Now that Susan Vaughn is retired as Miami University official, she has the time to run for Hamilton City Council and treat it like a full-time job if she wins, she said.
Vaughn, 68, retired in August as director of Miami University’s Office of Ethics and Student Conflict Resolution. In that position, she oversaw student discipline.
The Butler County Board of Elections recently certified her petitions for candidacy, making her the third person placed on the city’s November ballots. The others are Miami University student Danny Ivers and former small business person of the year Eric Pohlman.
Seven others have taken out petitions to run, but all may not do so. Incumbent Carla Fiehrer is among them and plans to run.

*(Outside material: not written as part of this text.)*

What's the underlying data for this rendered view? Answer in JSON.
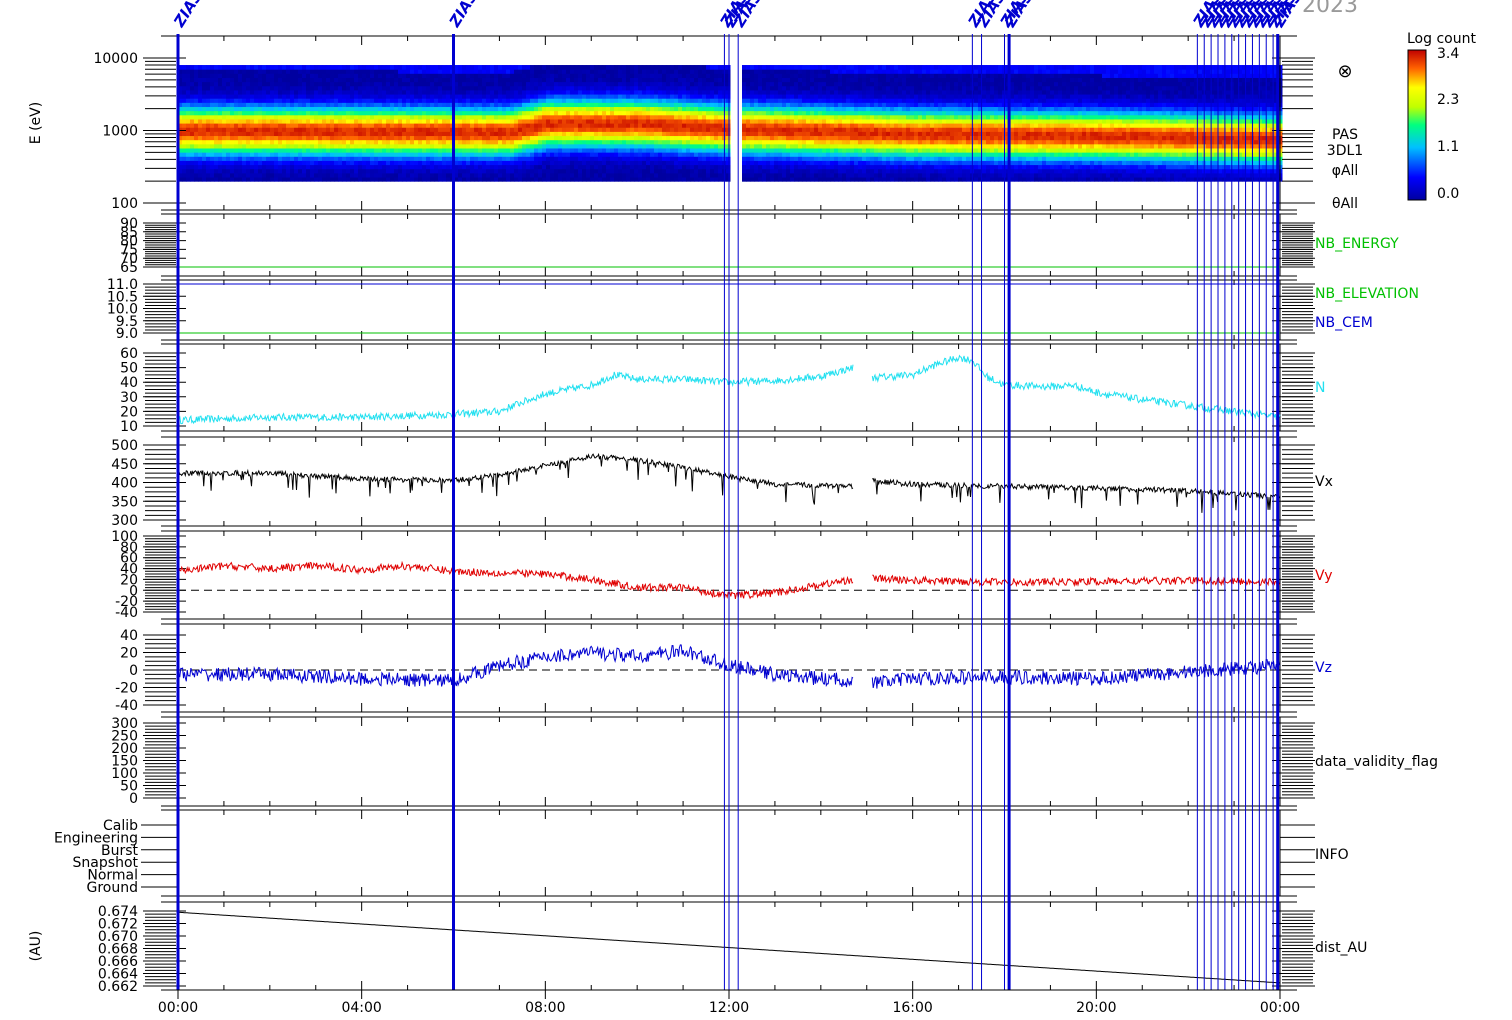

“I’m a lifelong resident,” Vaughn said. “I believe I have the passion to make a difference, the experience of working collaboratively all of my career, of willingness to take on tough issues, and make it my full-time job.
“I said, ‘When I retire, I’m going to not necessarily retire, but reinvent myself, and do something that I give back.”
“Politics has always been an interest area of mine, but there was no way I could commit to anything while I worked a 60-hour-week job,” she said.
She earned a bachelor’s degree in political science from Miami 1981, and a 1985 Miami Master’s in sociology, criminology and deviance. Vaughn ran last year for the Ohio House 51st District seat but was defeated by Sara Carruthers of Hamilton.
“When that was over, I took a few months, but when it came right down to it, and I weighed, ‘What do I do?’ my heart was still in it, but probably more so in Hamilton than any other thing,” Vaughn said.
She graduated in 1969 from Ross High School and married a couple years after that. She and husband John, who runs Miami Hamilton’s downtown center, will be married 49 years in August.
Council Member Kathleen Klink is not seeking re-election, while Matt Von Stein has not said whether he is running for the position that pays $300 per year.
“If in fact all the council members were running again, everyone who’s eligible, I probably would not challenge them,” Vaughn said. “I think Hamilton is in one the best places it’s been in, in many, many years.”
She supports the enormous Spooky Nook at Champion Mill indoor sports complex and convention center. She said she believes it will be a boon for the community, but adds she doesn’t understand all the ways the city is financing it. Still, she said she trusts the city officials who have made those decisions.
One thing she would like to see is more transparency in city government.
“Going to council as often as I do, I go home and I’ll read the paper, and I’ll say, ‘Where did that come from? Something’s happening now. So it’s happened, and they’re not transparent all the time.
“And I think we need transparency.”
Part of the solution, she said, is “having more public opportunities for people to know what’s going on. I believe the more opportunities we give for that, the more people will turn out (at meetings).”
Also, “I think we have to look at mental health,” she said. “I think right now, we’re in crisis mode with mental health issues in the state of Ohio,” including with drugs and alcohol: “We need to figure out ways to support those with the mental-health issues. That’s not necessarily a city council issue, but it is an issue for the community.”
She served on the former Butler County Drug and Alcohol Addiction Services board for several years and the Lane Library board. She and John Vaughn were co-founders 25 years ago of Encore Youth Theatre, which works with students from 7th through 12th grades. She is mother to Elizabeth, 44, a longtime teacher at Highland Elementary School, and Patrick, 40, who lives in California.
Thank you for reading the Journal-News and for supporting local journalism. Subscribers: log in for access to your daily ePaper and premium newsletters.
Thank you for supporting in-depth local journalism with your subscription to the Journal-News. Get more news when you want it with email newsletters just for subscribers. Sign up here.